What you will do: An accurate, complete copy of the records below is required.

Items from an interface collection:
----

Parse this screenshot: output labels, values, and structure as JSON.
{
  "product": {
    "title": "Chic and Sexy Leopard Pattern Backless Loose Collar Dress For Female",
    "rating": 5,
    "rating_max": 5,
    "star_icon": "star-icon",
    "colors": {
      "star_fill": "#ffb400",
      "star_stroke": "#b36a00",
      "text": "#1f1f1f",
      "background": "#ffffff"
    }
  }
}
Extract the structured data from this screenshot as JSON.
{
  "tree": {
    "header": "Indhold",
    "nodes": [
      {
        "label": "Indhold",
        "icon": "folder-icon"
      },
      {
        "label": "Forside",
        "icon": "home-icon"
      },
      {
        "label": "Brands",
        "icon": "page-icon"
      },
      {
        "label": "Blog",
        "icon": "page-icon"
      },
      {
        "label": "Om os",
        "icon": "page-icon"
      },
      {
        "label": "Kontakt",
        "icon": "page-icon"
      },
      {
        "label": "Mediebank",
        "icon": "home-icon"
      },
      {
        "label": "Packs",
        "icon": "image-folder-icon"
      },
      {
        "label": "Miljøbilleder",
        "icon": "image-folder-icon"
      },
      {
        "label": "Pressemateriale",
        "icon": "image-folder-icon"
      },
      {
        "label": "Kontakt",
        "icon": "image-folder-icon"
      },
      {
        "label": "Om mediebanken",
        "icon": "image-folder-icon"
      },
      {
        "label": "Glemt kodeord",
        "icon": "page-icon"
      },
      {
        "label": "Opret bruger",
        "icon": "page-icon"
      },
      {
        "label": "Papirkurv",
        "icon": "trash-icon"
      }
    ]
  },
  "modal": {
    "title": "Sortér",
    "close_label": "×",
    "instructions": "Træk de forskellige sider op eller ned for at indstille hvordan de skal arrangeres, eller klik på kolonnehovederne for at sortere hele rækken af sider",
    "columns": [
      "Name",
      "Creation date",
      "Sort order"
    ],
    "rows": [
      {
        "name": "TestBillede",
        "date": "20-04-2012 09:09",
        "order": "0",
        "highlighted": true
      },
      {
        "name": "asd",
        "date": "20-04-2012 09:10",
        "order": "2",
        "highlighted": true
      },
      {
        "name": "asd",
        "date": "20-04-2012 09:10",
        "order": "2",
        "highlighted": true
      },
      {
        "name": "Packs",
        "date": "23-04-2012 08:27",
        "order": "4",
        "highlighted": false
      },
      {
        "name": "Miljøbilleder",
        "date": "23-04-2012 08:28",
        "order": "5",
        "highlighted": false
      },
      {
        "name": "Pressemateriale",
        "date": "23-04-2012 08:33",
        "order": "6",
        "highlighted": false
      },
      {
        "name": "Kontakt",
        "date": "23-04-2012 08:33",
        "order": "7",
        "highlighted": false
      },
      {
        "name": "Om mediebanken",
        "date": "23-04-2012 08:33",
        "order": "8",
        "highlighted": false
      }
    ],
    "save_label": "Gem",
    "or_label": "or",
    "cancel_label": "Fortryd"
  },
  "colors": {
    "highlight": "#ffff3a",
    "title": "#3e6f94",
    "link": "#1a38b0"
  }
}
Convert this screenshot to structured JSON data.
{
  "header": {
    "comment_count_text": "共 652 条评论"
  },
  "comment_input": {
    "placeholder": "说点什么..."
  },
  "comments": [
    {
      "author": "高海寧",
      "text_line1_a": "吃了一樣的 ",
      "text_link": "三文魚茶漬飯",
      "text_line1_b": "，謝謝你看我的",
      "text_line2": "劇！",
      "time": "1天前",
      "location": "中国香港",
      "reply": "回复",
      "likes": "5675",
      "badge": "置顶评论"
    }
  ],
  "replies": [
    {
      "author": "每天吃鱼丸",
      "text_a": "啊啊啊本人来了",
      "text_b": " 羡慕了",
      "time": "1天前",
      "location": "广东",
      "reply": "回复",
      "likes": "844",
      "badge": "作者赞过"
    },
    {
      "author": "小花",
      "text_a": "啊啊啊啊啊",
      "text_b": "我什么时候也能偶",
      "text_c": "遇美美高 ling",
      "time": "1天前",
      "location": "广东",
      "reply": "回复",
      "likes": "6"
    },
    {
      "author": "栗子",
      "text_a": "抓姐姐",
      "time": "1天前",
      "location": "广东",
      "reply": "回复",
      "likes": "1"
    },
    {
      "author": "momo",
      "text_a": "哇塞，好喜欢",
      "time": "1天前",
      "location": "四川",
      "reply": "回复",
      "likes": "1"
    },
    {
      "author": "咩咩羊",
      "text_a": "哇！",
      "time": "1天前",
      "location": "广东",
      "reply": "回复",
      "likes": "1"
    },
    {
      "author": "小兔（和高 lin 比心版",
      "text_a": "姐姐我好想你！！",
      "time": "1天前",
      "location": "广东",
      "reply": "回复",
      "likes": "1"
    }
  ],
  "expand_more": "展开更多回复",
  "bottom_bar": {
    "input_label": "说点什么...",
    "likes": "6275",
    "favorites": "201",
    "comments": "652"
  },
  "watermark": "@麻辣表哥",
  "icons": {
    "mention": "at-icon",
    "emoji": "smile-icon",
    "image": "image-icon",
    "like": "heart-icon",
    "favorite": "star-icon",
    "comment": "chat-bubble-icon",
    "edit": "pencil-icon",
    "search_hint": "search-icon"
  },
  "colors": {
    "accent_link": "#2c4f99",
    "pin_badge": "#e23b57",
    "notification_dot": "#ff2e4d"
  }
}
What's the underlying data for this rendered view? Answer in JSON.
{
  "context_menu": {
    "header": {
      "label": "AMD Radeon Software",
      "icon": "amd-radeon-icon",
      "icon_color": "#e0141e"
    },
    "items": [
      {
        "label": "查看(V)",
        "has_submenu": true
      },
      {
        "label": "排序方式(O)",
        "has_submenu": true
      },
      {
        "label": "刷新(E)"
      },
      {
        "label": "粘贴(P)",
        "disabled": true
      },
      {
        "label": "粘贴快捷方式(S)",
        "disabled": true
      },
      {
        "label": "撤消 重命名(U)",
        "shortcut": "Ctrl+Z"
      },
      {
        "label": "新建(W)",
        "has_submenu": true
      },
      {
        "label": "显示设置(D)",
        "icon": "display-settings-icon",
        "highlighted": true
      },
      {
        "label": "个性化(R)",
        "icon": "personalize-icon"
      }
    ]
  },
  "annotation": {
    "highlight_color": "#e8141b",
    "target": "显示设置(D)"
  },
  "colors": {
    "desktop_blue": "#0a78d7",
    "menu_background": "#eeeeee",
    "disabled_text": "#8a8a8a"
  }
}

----

Answer to this problem:
Parse this screenshot: output labels, values, and structure as JSON.
{
  "product": {
    "title": "Chic and Sexy Leopard Pattern Backless Loose Collar Dress For Female",
    "rating": 5,
    "rating_max": 5,
    "star_icon": "star-icon",
    "colors": {
      "star_fill": "#ffb400",
      "star_stroke": "#b36a00",
      "text": "#1f1f1f",
      "background": "#ffffff"
    }
  }
}
Extract the structured data from this screenshot as JSON.
{
  "tree": {
    "header": "Indhold",
    "nodes": [
      {
        "label": "Indhold",
        "icon": "folder-icon"
      },
      {
        "label": "Forside",
        "icon": "home-icon"
      },
      {
        "label": "Brands",
        "icon": "page-icon"
      },
      {
        "label": "Blog",
        "icon": "page-icon"
      },
      {
        "label": "Om os",
        "icon": "page-icon"
      },
      {
        "label": "Kontakt",
        "icon": "page-icon"
      },
      {
        "label": "Mediebank",
        "icon": "home-icon"
      },
      {
        "label": "Packs",
        "icon": "image-folder-icon"
      },
      {
        "label": "Miljøbilleder",
        "icon": "image-folder-icon"
      },
      {
        "label": "Pressemateriale",
        "icon": "image-folder-icon"
      },
      {
        "label": "Kontakt",
        "icon": "image-folder-icon"
      },
      {
        "label": "Om mediebanken",
        "icon": "image-folder-icon"
      },
      {
        "label": "Glemt kodeord",
        "icon": "page-icon"
      },
      {
        "label": "Opret bruger",
        "icon": "page-icon"
      },
      {
        "label": "Papirkurv",
        "icon": "trash-icon"
      }
    ]
  },
  "modal": {
    "title": "Sortér",
    "close_label": "×",
    "instructions": "Træk de forskellige sider op eller ned for at indstille hvordan de skal arrangeres, eller klik på kolonnehovederne for at sortere hele rækken af sider",
    "columns": [
      "Name",
      "Creation date",
      "Sort order"
    ],
    "rows": [
      {
        "name": "TestBillede",
        "date": "20-04-2012 09:09",
        "order": "0",
        "highlighted": true
      },
      {
        "name": "asd",
        "date": "20-04-2012 09:10",
        "order": "2",
        "highlighted": true
      },
      {
        "name": "asd",
        "date": "20-04-2012 09:10",
        "order": "2",
        "highlighted": true
      },
      {
        "name": "Packs",
        "date": "23-04-2012 08:27",
        "order": "4",
        "highlighted": false
      },
      {
        "name": "Miljøbilleder",
        "date": "23-04-2012 08:28",
        "order": "5",
        "highlighted": false
      },
      {
        "name": "Pressemateriale",
        "date": "23-04-2012 08:33",
        "order": "6",
        "highlighted": false
      },
      {
        "name": "Kontakt",
        "date": "23-04-2012 08:33",
        "order": "7",
        "highlighted": false
      },
      {
        "name": "Om mediebanken",
        "date": "23-04-2012 08:33",
        "order": "8",
        "highlighted": false
      }
    ],
    "save_label": "Gem",
    "or_label": "or",
    "cancel_label": "Fortryd"
  },
  "colors": {
    "highlight": "#ffff3a",
    "title": "#3e6f94",
    "link": "#1a38b0"
  }
}
Convert this screenshot to structured JSON data.
{
  "header": {
    "comment_count_text": "共 652 条评论"
  },
  "comment_input": {
    "placeholder": "说点什么..."
  },
  "comments": [
    {
      "author": "高海寧",
      "text_line1_a": "吃了一樣的 ",
      "text_link": "三文魚茶漬飯",
      "text_line1_b": "，謝謝你看我的",
      "text_line2": "劇！",
      "time": "1天前",
      "location": "中国香港",
      "reply": "回复",
      "likes": "5675",
      "badge": "置顶评论"
    }
  ],
  "replies": [
    {
      "author": "每天吃鱼丸",
      "text_a": "啊啊啊本人来了",
      "text_b": " 羡慕了",
      "time": "1天前",
      "location": "广东",
      "reply": "回复",
      "likes": "844",
      "badge": "作者赞过"
    },
    {
      "author": "小花",
      "text_a": "啊啊啊啊啊",
      "text_b": "我什么时候也能偶",
      "text_c": "遇美美高 ling",
      "time": "1天前",
      "location": "广东",
      "reply": "回复",
      "likes": "6"
    },
    {
      "author": "栗子",
      "text_a": "抓姐姐",
      "time": "1天前",
      "location": "广东",
      "reply": "回复",
      "likes": "1"
    },
    {
      "author": "momo",
      "text_a": "哇塞，好喜欢",
      "time": "1天前",
      "location": "四川",
      "reply": "回复",
      "likes": "1"
    },
    {
      "author": "咩咩羊",
      "text_a": "哇！",
      "time": "1天前",
      "location": "广东",
      "reply": "回复",
      "likes": "1"
    },
    {
      "author": "小兔（和高 lin 比心版",
      "text_a": "姐姐我好想你！！",
      "time": "1天前",
      "location": "广东",
      "reply": "回复",
      "likes": "1"
    }
  ],
  "expand_more": "展开更多回复",
  "bottom_bar": {
    "input_label": "说点什么...",
    "likes": "6275",
    "favorites": "201",
    "comments": "652"
  },
  "watermark": "@麻辣表哥",
  "icons": {
    "mention": "at-icon",
    "emoji": "smile-icon",
    "image": "image-icon",
    "like": "heart-icon",
    "favorite": "star-icon",
    "comment": "chat-bubble-icon",
    "edit": "pencil-icon",
    "search_hint": "search-icon"
  },
  "colors": {
    "accent_link": "#2c4f99",
    "pin_badge": "#e23b57",
    "notification_dot": "#ff2e4d"
  }
}
What's the underlying data for this rendered view? Answer in JSON.
{
  "context_menu": {
    "header": {
      "label": "AMD Radeon Software",
      "icon": "amd-radeon-icon",
      "icon_color": "#e0141e"
    },
    "items": [
      {
        "label": "查看(V)",
        "has_submenu": true
      },
      {
        "label": "排序方式(O)",
        "has_submenu": true
      },
      {
        "label": "刷新(E)"
      },
      {
        "label": "粘贴(P)",
        "disabled": true
      },
      {
        "label": "粘贴快捷方式(S)",
        "disabled": true
      },
      {
        "label": "撤消 重命名(U)",
        "shortcut": "Ctrl+Z"
      },
      {
        "label": "新建(W)",
        "has_submenu": true
      },
      {
        "label": "显示设置(D)",
        "icon": "display-settings-icon",
        "highlighted": true
      },
      {
        "label": "个性化(R)",
        "icon": "personalize-icon"
      }
    ]
  },
  "annotation": {
    "highlight_color": "#e8141b",
    "target": "显示设置(D)"
  },
  "colors": {
    "desktop_blue": "#0a78d7",
    "menu_background": "#eeeeee",
    "disabled_text": "#8a8a8a"
  }
}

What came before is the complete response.